Tom Hanks was wrong.

There is crying in baseball.

'Next Year' has arrived in Chicago.

At 12:47 a.m., the Chicago Cubs ended 108 years of misery, finally winning a World Series crown with a dramatic, 10-inning win over the Cleveland Indians.

Perhaps the only sad thing about the euphoria that is sweeping the Windy City is the remorse in Cleveland, which has its own long history of wandering in baseball's desert.

The Indians last won a title 68 years ago, in 1948.

But that pales next to what the Cubs' faithful endured.

Actually, there might be two sad things about the Cubs' monumental push to end the curse.

The second might be that if happened at quarter to one in the morning.

Then again, that is part of the magic of baseball, the muse that brings us back every winter, when teams make the trek to warmer climes in Florida and Arizona, the annual promise to winter-battered fans that better, warmer days lie ahead.

Maybe it was appropriate that last night's game was extended by a brief, 17-minute rain delay, as well as extra innings.

After waiting 108 years, what's a few more minutes.

Unlike other sports, baseball is not confined to the whims of a clock.
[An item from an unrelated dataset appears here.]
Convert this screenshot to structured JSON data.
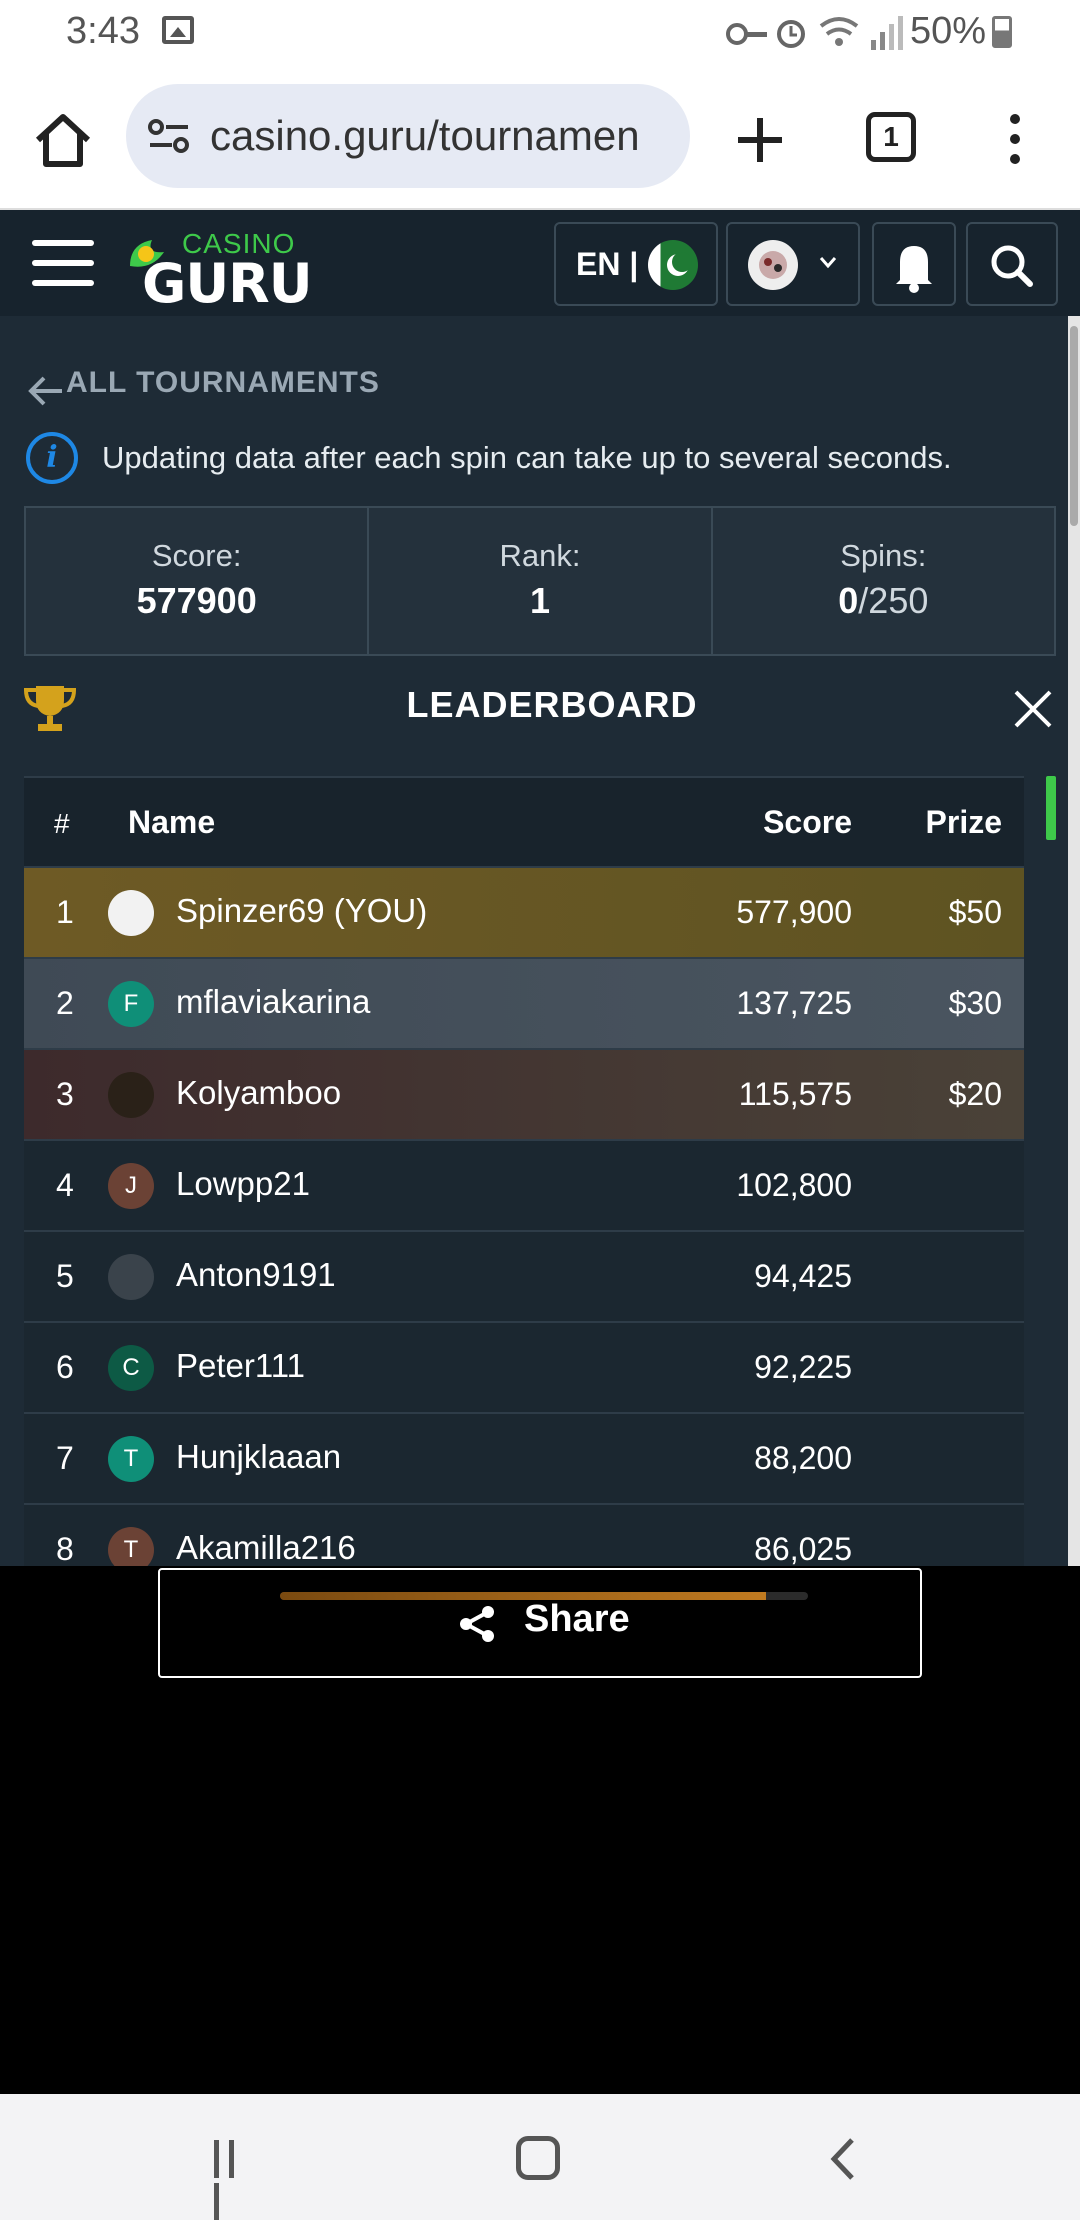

It moves at its own pace, a chess match played out in the minds of players, managers, and second-guessing fans.

You can't rush baseball.

They know a little bit about that in Chicago.

Rest easy, Cleveland, your turn will come. Just ask LeBron.

For now, the Cubs are the World Series champions, a phrase that has not been uttered in more than a century.

There is crying in baseball. Just ask anyone in Chicago today.